● **Exercise**:
Please repeat every entry exactly as written, but skip the pictures.
***** Excerpted data *****
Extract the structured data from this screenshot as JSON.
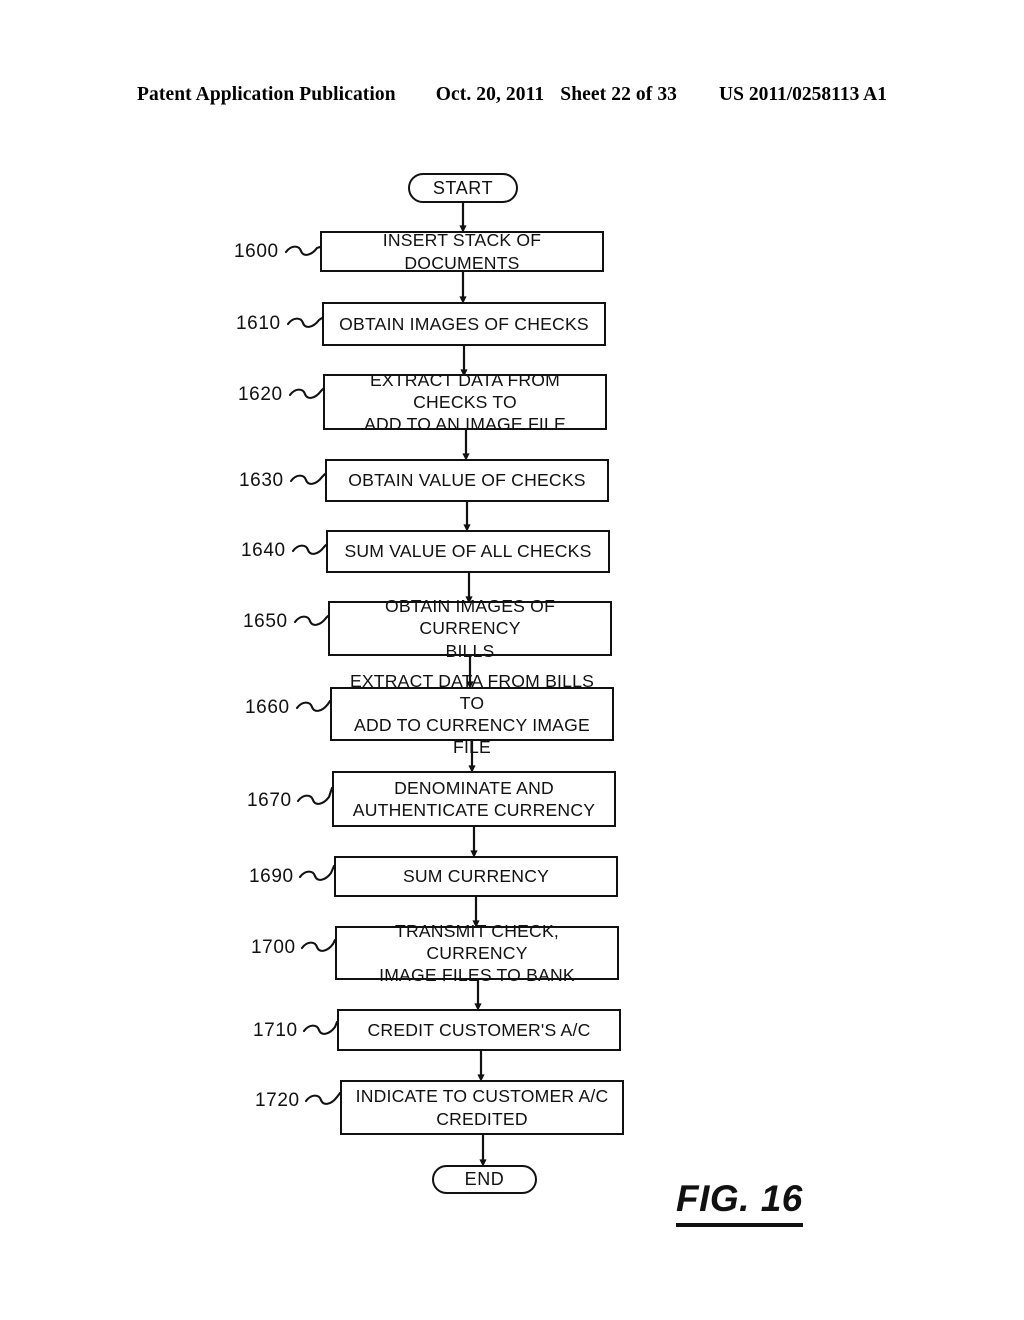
{
  "header": {
    "publication": "Patent Application Publication",
    "date": "Oct. 20, 2011",
    "sheet": "Sheet 22 of 33",
    "patent_number": "US 2011/0258113 A1"
  },
  "figure": {
    "caption": "FIG. 16"
  },
  "flowchart": {
    "start_label": "START",
    "end_label": "END",
    "steps": [
      {
        "ref": "1600",
        "line1": "INSERT STACK OF DOCUMENTS",
        "line2": ""
      },
      {
        "ref": "1610",
        "line1": "OBTAIN IMAGES OF CHECKS",
        "line2": ""
      },
      {
        "ref": "1620",
        "line1": "EXTRACT DATA FROM CHECKS TO",
        "line2": "ADD TO AN IMAGE FILE"
      },
      {
        "ref": "1630",
        "line1": "OBTAIN VALUE OF CHECKS",
        "line2": ""
      },
      {
        "ref": "1640",
        "line1": "SUM VALUE OF ALL CHECKS",
        "line2": ""
      },
      {
        "ref": "1650",
        "line1": "OBTAIN IMAGES OF CURRENCY",
        "line2": "BILLS"
      },
      {
        "ref": "1660",
        "line1": "EXTRACT DATA FROM BILLS TO",
        "line2": "ADD TO CURRENCY IMAGE FILE"
      },
      {
        "ref": "1670",
        "line1": "DENOMINATE AND",
        "line2": "AUTHENTICATE CURRENCY"
      },
      {
        "ref": "1690",
        "line1": "SUM CURRENCY",
        "line2": ""
      },
      {
        "ref": "1700",
        "line1": "TRANSMIT CHECK, CURRENCY",
        "line2": "IMAGE FILES TO BANK"
      },
      {
        "ref": "1710",
        "line1": "CREDIT CUSTOMER'S A/C",
        "line2": ""
      },
      {
        "ref": "1720",
        "line1": "INDICATE TO CUSTOMER A/C",
        "line2": "CREDITED"
      }
    ]
  },
  "colors": {
    "ink": "#111111",
    "paper": "#ffffff"
  }
}
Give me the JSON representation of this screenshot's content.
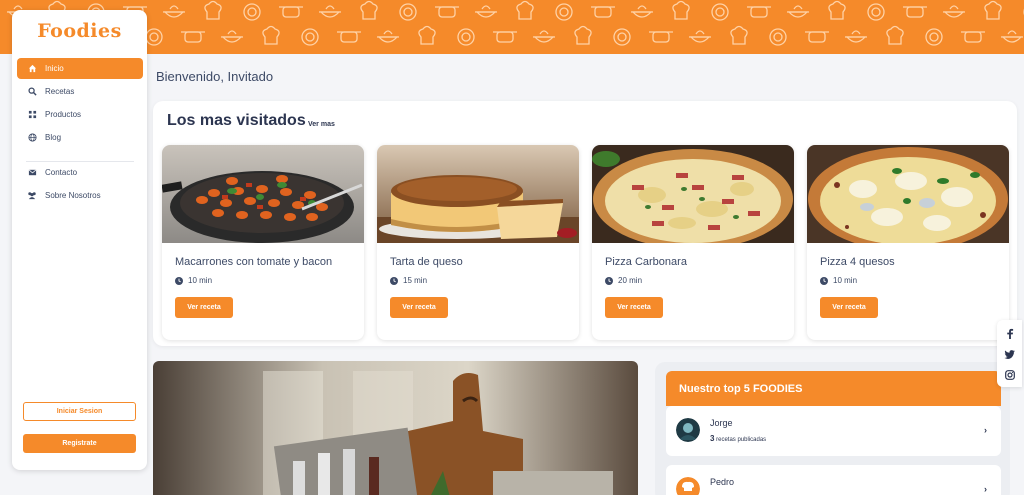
{
  "brand": {
    "name": "Foodies",
    "accent": "#f58a2a",
    "text": "#3d4a66"
  },
  "sidebar": {
    "items": [
      {
        "label": "Inicio",
        "icon": "home-icon",
        "active": true
      },
      {
        "label": "Recetas",
        "icon": "search-icon",
        "active": false
      },
      {
        "label": "Productos",
        "icon": "products-icon",
        "active": false
      },
      {
        "label": "Blog",
        "icon": "globe-icon",
        "active": false
      },
      {
        "label": "Contacto",
        "icon": "envelope-icon",
        "active": false
      },
      {
        "label": "Sobre Nosotros",
        "icon": "users-icon",
        "active": false
      }
    ],
    "login_label": "Iniciar Sesion",
    "register_label": "Registrate"
  },
  "welcome": "Bienvenido, Invitado",
  "most_visited": {
    "title": "Los mas visitados",
    "see_more": "Ver mas",
    "recipes": [
      {
        "name": "Macarrones con tomate y bacon",
        "time": "10 min",
        "button": "Ver receta",
        "image": "pasta-photo"
      },
      {
        "name": "Tarta de queso",
        "time": "15 min",
        "button": "Ver receta",
        "image": "cheesecake-photo"
      },
      {
        "name": "Pizza Carbonara",
        "time": "20 min",
        "button": "Ver receta",
        "image": "pizza-carbonara-photo"
      },
      {
        "name": "Pizza 4 quesos",
        "time": "10 min",
        "button": "Ver receta",
        "image": "pizza-4-quesos-photo"
      }
    ]
  },
  "top_foodies": {
    "title": "Nuestro top 5 FOODIES",
    "users": [
      {
        "name": "Jorge",
        "count": "3",
        "suffix": "recetas publicadas"
      },
      {
        "name": "Pedro",
        "count": "",
        "suffix": ""
      }
    ]
  },
  "social": [
    "facebook-icon",
    "twitter-icon",
    "instagram-icon"
  ]
}
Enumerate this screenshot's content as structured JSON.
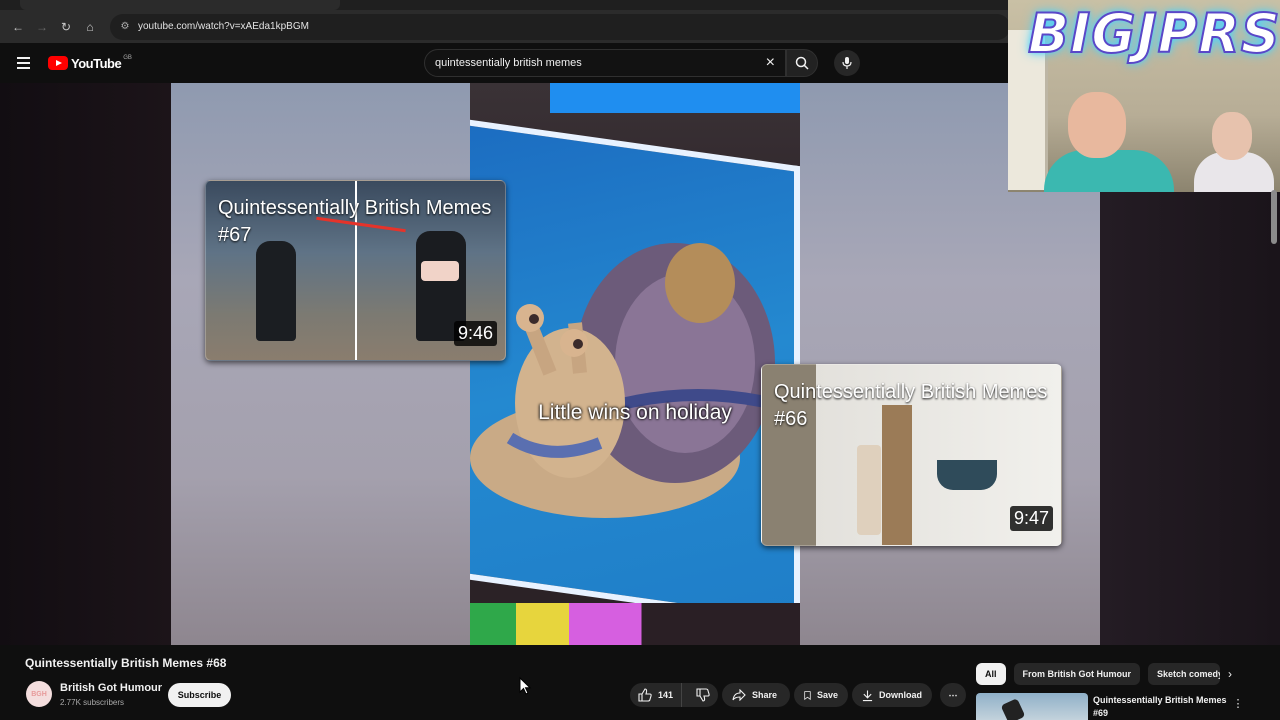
{
  "browser": {
    "url": "youtube.com/watch?v=xAEda1kpBGM"
  },
  "youtube": {
    "logo_text": "YouTube",
    "region": "GB",
    "search_value": "quintessentially british memes"
  },
  "video": {
    "caption": "Little wins on holiday",
    "endcards": [
      {
        "title": "Quintessentially British Memes #67",
        "duration": "9:46"
      },
      {
        "title": "Quintessentially British Memes #66",
        "duration": "9:47"
      }
    ]
  },
  "overlay": {
    "streamer_logo": "BIGJPRS"
  },
  "watch": {
    "title": "Quintessentially British Memes #68",
    "channel_name": "British Got Humour",
    "channel_avatar_text": "BGH",
    "subscribers": "2.77K subscribers",
    "subscribe_label": "Subscribe",
    "likes": "141",
    "share_label": "Share",
    "save_label": "Save",
    "download_label": "Download"
  },
  "sidebar": {
    "chips": [
      "All",
      "From British Got Humour",
      "Sketch comedy"
    ],
    "recommended": [
      {
        "title": "Quintessentially British Memes #69"
      }
    ]
  },
  "colors": {
    "youtube_red": "#ff0000",
    "background": "#0f0f0f",
    "chip_bg": "#272727"
  }
}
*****
● **Exercise result**:
Extract the structured data from this screenshot as JSON.
{
  "header": {
    "publication": "Patent Application Publication",
    "date": "Oct. 20, 2011",
    "sheet": "Sheet 22 of 33",
    "patent_number": "US 2011/0258113 A1"
  },
  "figure": {
    "caption": "FIG. 16"
  },
  "flowchart": {
    "start_label": "START",
    "end_label": "END",
    "steps": [
      {
        "ref": "1600",
        "line1": "INSERT STACK OF DOCUMENTS",
        "line2": ""
      },
      {
        "ref": "1610",
        "line1": "OBTAIN IMAGES OF CHECKS",
        "line2": ""
      },
      {
        "ref": "1620",
        "line1": "EXTRACT DATA FROM CHECKS TO",
        "line2": "ADD TO AN IMAGE FILE"
      },
      {
        "ref": "1630",
        "line1": "OBTAIN VALUE OF CHECKS",
        "line2": ""
      },
      {
        "ref": "1640",
        "line1": "SUM VALUE OF ALL CHECKS",
        "line2": ""
      },
      {
        "ref": "1650",
        "line1": "OBTAIN IMAGES OF CURRENCY",
        "line2": "BILLS"
      },
      {
        "ref": "1660",
        "line1": "EXTRACT DATA FROM BILLS TO",
        "line2": "ADD TO CURRENCY IMAGE FILE"
      },
      {
        "ref": "1670",
        "line1": "DENOMINATE AND",
        "line2": "AUTHENTICATE CURRENCY"
      },
      {
        "ref": "1690",
        "line1": "SUM CURRENCY",
        "line2": ""
      },
      {
        "ref": "1700",
        "line1": "TRANSMIT CHECK, CURRENCY",
        "line2": "IMAGE FILES TO BANK"
      },
      {
        "ref": "1710",
        "line1": "CREDIT CUSTOMER'S A/C",
        "line2": ""
      },
      {
        "ref": "1720",
        "line1": "INDICATE TO CUSTOMER A/C",
        "line2": "CREDITED"
      }
    ]
  },
  "colors": {
    "ink": "#111111",
    "paper": "#ffffff"
  }
}
Give me the JSON representation of this screenshot's content.
{
  "brand": {
    "name": "Foodies",
    "accent": "#f58a2a",
    "text": "#3d4a66"
  },
  "sidebar": {
    "items": [
      {
        "label": "Inicio",
        "icon": "home-icon",
        "active": true
      },
      {
        "label": "Recetas",
        "icon": "search-icon",
        "active": false
      },
      {
        "label": "Productos",
        "icon": "products-icon",
        "active": false
      },
      {
        "label": "Blog",
        "icon": "globe-icon",
        "active": false
      },
      {
        "label": "Contacto",
        "icon": "envelope-icon",
        "active": false
      },
      {
        "label": "Sobre Nosotros",
        "icon": "users-icon",
        "active": false
      }
    ],
    "login_label": "Iniciar Sesion",
    "register_label": "Registrate"
  },
  "welcome": "Bienvenido, Invitado",
  "most_visited": {
    "title": "Los mas visitados",
    "see_more": "Ver mas",
    "recipes": [
      {
        "name": "Macarrones con tomate y bacon",
        "time": "10 min",
        "button": "Ver receta",
        "image": "pasta-photo"
      },
      {
        "name": "Tarta de queso",
        "time": "15 min",
        "button": "Ver receta",
        "image": "cheesecake-photo"
      },
      {
        "name": "Pizza Carbonara",
        "time": "20 min",
        "button": "Ver receta",
        "image": "pizza-carbonara-photo"
      },
      {
        "name": "Pizza 4 quesos",
        "time": "10 min",
        "button": "Ver receta",
        "image": "pizza-4-quesos-photo"
      }
    ]
  },
  "top_foodies": {
    "title": "Nuestro top 5 FOODIES",
    "users": [
      {
        "name": "Jorge",
        "count": "3",
        "suffix": "recetas publicadas"
      },
      {
        "name": "Pedro",
        "count": "",
        "suffix": ""
      }
    ]
  },
  "social": [
    "facebook-icon",
    "twitter-icon",
    "instagram-icon"
  ]
}
Enumerate this screenshot's content as structured JSON.
{
  "browser": {
    "url": "youtube.com/watch?v=xAEda1kpBGM"
  },
  "youtube": {
    "logo_text": "YouTube",
    "region": "GB",
    "search_value": "quintessentially british memes"
  },
  "video": {
    "caption": "Little wins on holiday",
    "endcards": [
      {
        "title": "Quintessentially British Memes #67",
        "duration": "9:46"
      },
      {
        "title": "Quintessentially British Memes #66",
        "duration": "9:47"
      }
    ]
  },
  "overlay": {
    "streamer_logo": "BIGJPRS"
  },
  "watch": {
    "title": "Quintessentially British Memes #68",
    "channel_name": "British Got Humour",
    "channel_avatar_text": "BGH",
    "subscribers": "2.77K subscribers",
    "subscribe_label": "Subscribe",
    "likes": "141",
    "share_label": "Share",
    "save_label": "Save",
    "download_label": "Download"
  },
  "sidebar": {
    "chips": [
      "All",
      "From British Got Humour",
      "Sketch comedy"
    ],
    "recommended": [
      {
        "title": "Quintessentially British Memes #69"
      }
    ]
  },
  "colors": {
    "youtube_red": "#ff0000",
    "background": "#0f0f0f",
    "chip_bg": "#272727"
  }
}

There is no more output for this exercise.